Typing is interesting. In portrait, I actually find it easier to type on the Mini than a full-size iPad. All thumbs, with less distance to travel between keys, it feels more like typing on an iPhone. In landscape, though, typing is decidedly worse. The keyboard in landscape is only a tad wider than a full-size iPad keyboard in portrait. That’s too small to use all eight of my fingers, so I wind up using a four-finger hunt-and-peck style with my index and middle fingers.
Other than typing in landscape, though, the usability of iPad apps on the smaller screen is a non-issue. The UI target-sizing math we worked through this summer holds up.
I use my iPad primarily for reading. The six apps in my iPad dock: Tweetbot, Safari, Mail, Instapaper, Kindle, and iBooks.2 Even with Mail, on the iPad I read more than I write; I usually save email writing for when I’m at a Mac. For reading, all of these apps work great on the iPad Mini. Font sizes on some websites can be a little small (tiny type that is legible on retina displays is just smudgy on non-retina ones), but most sites look just fine. The Mini feels optimized for reading.
It also seems optimized for kids. My almost-nine-year-old son loves the size and weight of the Mini. Reading apps may not be computationally taxing, but games are, and there is no compromise in the iPad Mini’s performance. In both the Geekbench and SunSpider benchmarks, the Mini performs identically to the iPad 3 — about 750 in Geekbench (where bigger means faster) and 1,450ms in SunSpider (where lower times are faster).3 The new iPad 4 blows those numbers away (1,750 Geekbench, 850ms SunSpider), but I’d say iPad 3-caliber performance in a $329 radically smaller device is pretty good. I was not expecting iPad 3 performance in the Mini. But it’s there, and that makes the iPad Mini great for games. I think there are going to be a staggering number of iPad Minis in Santa’s sack this year.

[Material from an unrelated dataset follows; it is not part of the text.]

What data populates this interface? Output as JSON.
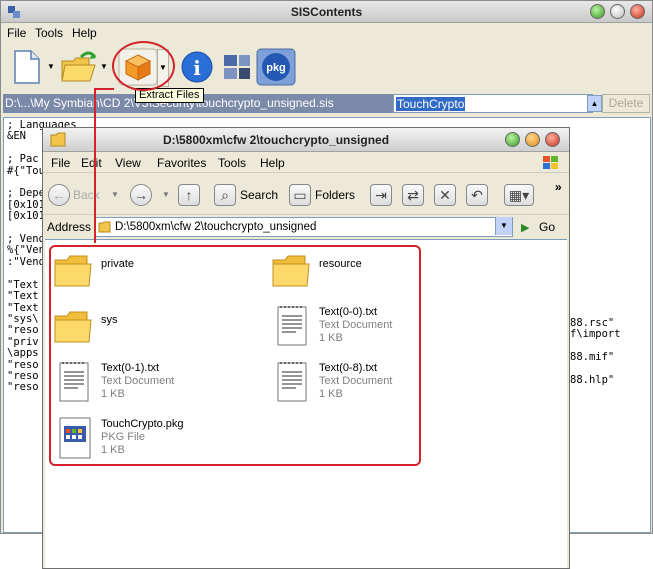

My travel kit for the last few years has consisted of both an 11-inch MacBook Air and an iPad. It always feels a bit silly to carry two computers so similar in size and weight, but I want my Air for work and I want the iPad for reading. The combined weight of an 11-inch Air and a full-size iPad 3/4 is about 3.8 pounds. The combined weight of the new 13-inch MacBook Pro with retina display and an iPad Mini is about 4.2 pounds. That seems like a better kit for my needs: a far more powerful Mac for work, and a far more comfortable iPad for reading, at less than half a pound of additional weight to carry around.
Both the 11-inch Air and full-size iPad 3/4 make more sense to me as devices for people who only want to carry one portable computer. But if I’m going to carry both, I think it makes more sense to get a bigger MacBook and the smaller iPad Mini.
If the Mini had a retina display, I’d switch from the iPad 3 in a heartbeat. As it stands, I’m going to switch anyway. Going non-retina is a particularly bitter pill for me, but I like the iPad Mini’s size and weight so much that I’m going to swallow it.
My guess is that this is going to play out much like the iPod and iPod Mini back in 2004: the full-size model will continue to sell strongly, but the Mini is going to become the bestselling model.
The new “soft” magnetic latch on the Mini’s Smart Cover seems like a win. It’s more comfortable to the touch than the full-size iPad Smart Cover’s metallic latch. Plus, over time, the full-size Smart Cover leaves scuff marks on the side of the iPad; that shouldn’t happen with the Mini Smart Cover. ↩︎
MLB At Bat gets the Kindle app’s spot during baseball season, of course. ↩︎
My review unit iPad Mini is a Wi-Fi-only model with 64 GB of storage. With the iPad 2 and 3, Apple provided me with cellular models. Given that the ship date for the cellular iPad Minis remains at the vague “Mid November”, I wonder if they simply weren’t ready last week. ↩︎